- [RECORDS FOR THIS TASK]
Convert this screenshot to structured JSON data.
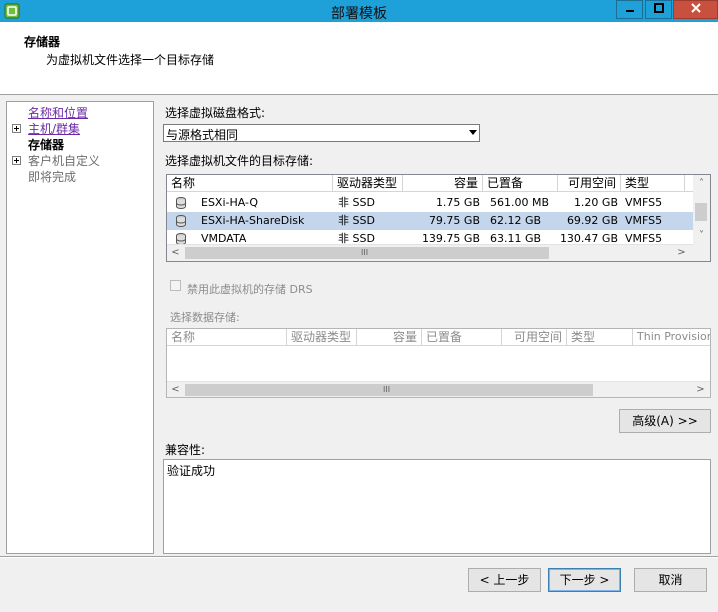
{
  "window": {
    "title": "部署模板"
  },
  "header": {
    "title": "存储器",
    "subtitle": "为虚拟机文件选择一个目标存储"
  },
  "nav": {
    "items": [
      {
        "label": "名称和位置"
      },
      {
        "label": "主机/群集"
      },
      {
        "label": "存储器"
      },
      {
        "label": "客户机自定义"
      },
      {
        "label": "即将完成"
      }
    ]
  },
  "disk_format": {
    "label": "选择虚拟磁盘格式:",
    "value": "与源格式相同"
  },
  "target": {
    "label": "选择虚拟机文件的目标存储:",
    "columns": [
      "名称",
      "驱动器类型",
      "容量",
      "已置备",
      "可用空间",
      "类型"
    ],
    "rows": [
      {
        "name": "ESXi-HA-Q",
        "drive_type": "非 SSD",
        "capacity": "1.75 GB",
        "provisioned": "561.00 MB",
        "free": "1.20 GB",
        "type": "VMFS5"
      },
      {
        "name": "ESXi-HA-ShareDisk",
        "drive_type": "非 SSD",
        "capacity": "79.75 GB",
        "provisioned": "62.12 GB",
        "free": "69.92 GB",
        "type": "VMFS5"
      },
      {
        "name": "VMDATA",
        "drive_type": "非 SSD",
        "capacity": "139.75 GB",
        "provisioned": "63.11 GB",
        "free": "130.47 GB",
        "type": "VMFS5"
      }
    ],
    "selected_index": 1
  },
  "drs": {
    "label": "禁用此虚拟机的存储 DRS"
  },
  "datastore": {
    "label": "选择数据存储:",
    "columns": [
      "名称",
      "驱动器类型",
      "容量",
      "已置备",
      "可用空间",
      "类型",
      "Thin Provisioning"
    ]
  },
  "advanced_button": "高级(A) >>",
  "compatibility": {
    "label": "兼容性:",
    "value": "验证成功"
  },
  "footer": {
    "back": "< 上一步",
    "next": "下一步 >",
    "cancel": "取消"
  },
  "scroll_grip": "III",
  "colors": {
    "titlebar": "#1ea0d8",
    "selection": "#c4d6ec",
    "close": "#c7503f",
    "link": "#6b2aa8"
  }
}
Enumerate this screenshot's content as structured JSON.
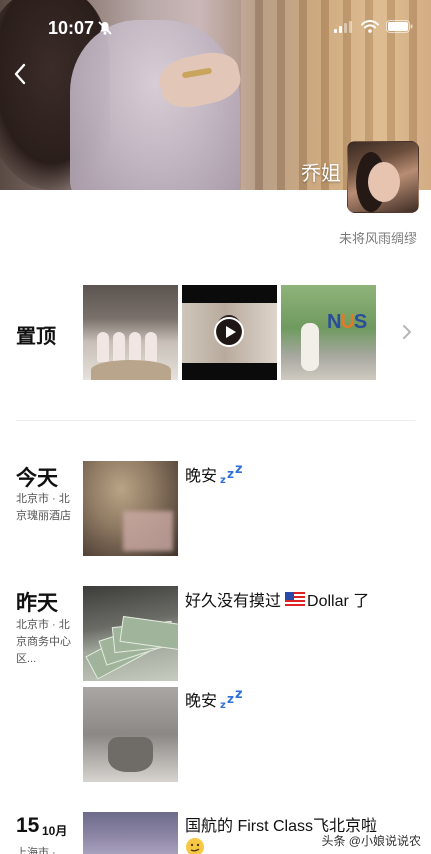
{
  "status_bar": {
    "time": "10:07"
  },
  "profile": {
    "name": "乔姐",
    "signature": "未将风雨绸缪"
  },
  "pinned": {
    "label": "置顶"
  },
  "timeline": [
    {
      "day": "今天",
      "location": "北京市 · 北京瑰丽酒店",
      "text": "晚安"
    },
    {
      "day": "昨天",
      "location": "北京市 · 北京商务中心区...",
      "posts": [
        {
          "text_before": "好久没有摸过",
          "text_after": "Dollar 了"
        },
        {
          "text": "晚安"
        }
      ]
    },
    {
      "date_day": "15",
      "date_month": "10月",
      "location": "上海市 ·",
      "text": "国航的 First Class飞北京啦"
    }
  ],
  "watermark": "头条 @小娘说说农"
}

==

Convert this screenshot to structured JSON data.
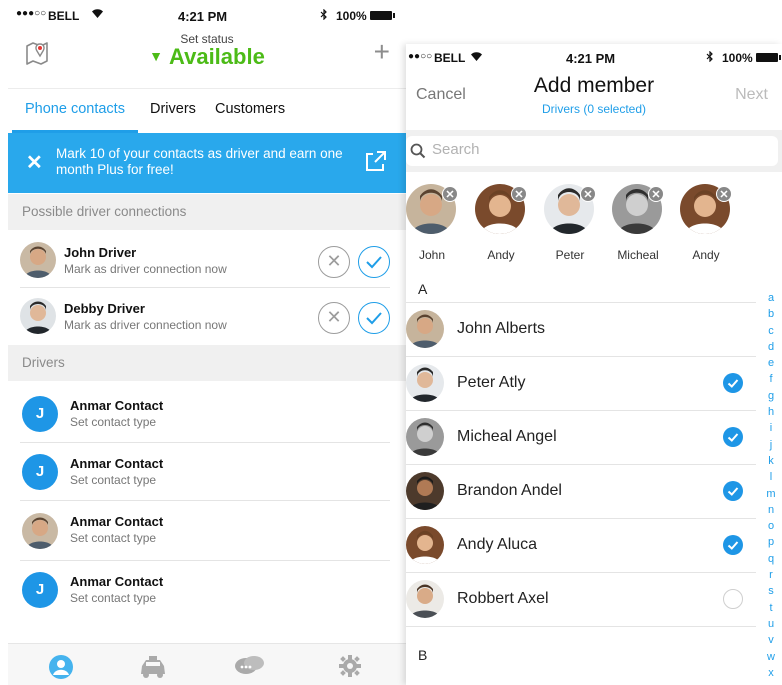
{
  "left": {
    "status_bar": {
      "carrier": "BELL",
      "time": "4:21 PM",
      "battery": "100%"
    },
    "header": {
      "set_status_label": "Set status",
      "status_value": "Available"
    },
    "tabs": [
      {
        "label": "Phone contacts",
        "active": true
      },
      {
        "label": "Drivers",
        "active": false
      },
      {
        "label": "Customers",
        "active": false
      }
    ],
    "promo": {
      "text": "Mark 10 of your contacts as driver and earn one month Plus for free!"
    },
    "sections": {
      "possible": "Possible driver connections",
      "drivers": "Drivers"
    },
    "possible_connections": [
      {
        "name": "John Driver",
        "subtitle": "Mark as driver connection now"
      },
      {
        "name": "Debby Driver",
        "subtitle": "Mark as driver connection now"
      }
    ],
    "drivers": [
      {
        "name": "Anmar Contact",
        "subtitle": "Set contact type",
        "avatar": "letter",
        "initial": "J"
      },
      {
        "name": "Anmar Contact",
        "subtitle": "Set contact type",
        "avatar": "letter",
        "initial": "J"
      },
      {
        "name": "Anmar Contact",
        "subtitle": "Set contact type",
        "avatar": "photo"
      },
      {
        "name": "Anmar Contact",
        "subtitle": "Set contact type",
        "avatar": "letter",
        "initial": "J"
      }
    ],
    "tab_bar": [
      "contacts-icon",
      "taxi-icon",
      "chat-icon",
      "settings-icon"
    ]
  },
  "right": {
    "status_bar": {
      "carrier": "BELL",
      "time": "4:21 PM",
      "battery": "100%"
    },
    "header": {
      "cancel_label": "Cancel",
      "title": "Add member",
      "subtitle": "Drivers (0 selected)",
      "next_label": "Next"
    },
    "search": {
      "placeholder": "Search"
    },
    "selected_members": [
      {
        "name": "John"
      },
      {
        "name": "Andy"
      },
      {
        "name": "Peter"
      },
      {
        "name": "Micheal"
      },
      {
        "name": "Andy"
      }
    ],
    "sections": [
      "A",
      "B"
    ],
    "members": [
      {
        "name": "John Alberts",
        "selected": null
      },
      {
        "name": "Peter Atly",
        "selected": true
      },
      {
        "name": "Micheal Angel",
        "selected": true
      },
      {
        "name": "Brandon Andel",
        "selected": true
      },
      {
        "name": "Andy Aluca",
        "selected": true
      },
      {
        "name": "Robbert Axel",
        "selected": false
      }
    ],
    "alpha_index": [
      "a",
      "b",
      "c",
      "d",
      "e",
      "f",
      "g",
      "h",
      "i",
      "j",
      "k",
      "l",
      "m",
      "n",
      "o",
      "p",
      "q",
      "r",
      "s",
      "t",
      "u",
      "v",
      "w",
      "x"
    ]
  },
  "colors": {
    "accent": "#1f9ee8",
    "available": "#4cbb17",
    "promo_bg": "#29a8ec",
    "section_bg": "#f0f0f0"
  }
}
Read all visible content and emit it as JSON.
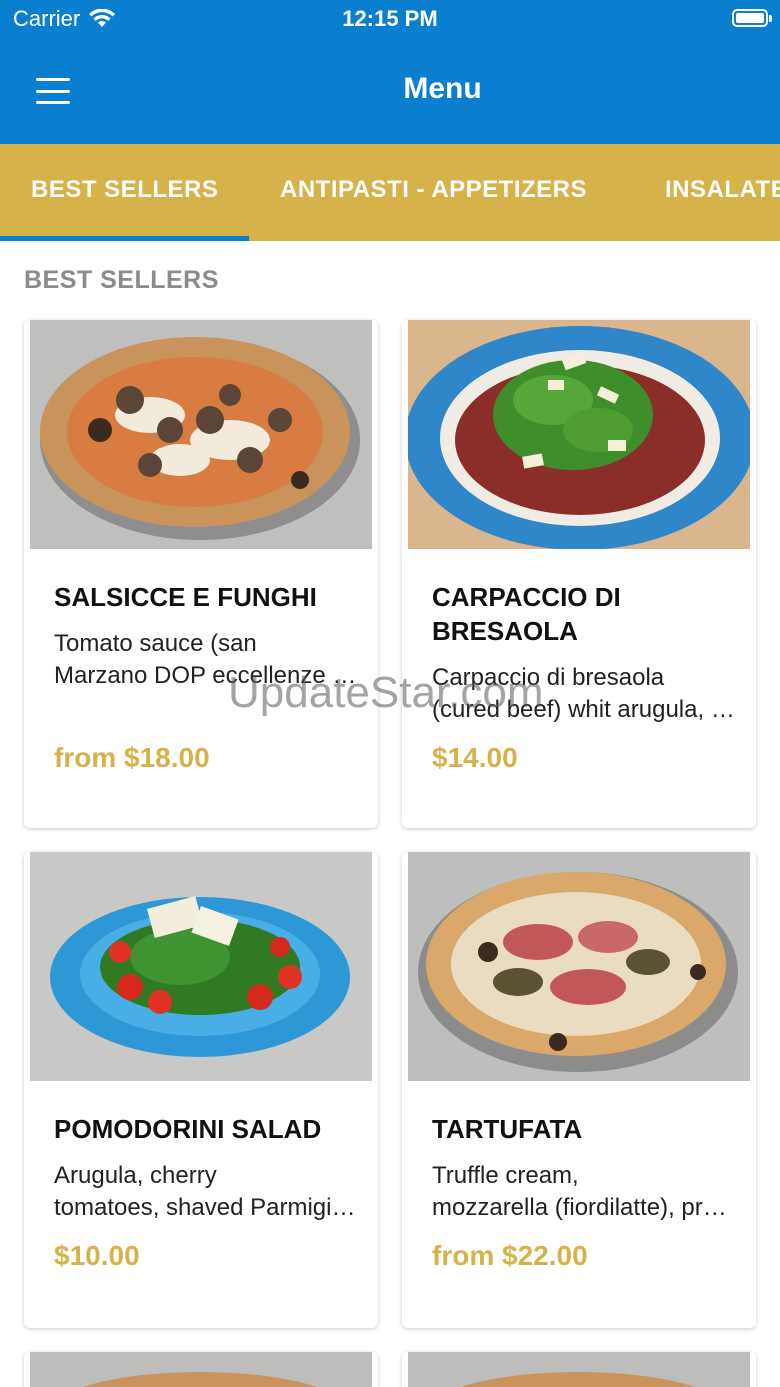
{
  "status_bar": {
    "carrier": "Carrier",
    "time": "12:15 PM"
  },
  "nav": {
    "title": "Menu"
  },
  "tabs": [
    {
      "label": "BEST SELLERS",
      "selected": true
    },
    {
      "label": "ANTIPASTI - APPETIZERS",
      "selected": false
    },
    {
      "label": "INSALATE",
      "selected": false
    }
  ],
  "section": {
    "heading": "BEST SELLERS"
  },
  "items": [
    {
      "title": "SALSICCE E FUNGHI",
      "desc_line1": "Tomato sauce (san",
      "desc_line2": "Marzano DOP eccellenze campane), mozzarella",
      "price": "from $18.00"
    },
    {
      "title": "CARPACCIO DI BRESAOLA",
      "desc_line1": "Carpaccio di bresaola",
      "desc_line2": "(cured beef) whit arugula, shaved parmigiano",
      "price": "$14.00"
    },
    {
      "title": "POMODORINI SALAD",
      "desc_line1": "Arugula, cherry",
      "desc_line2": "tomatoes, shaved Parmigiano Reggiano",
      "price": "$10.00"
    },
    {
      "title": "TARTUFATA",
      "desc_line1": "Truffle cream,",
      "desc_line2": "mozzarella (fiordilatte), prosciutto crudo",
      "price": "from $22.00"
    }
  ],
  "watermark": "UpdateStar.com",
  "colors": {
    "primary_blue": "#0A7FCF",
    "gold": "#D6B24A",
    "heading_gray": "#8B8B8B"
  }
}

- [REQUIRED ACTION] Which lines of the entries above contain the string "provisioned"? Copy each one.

- [RESPONSE BELOW]
        "provisioned": "561.00 MB",
        "provisioned": "62.12 GB",
        "provisioned": "63.11 GB",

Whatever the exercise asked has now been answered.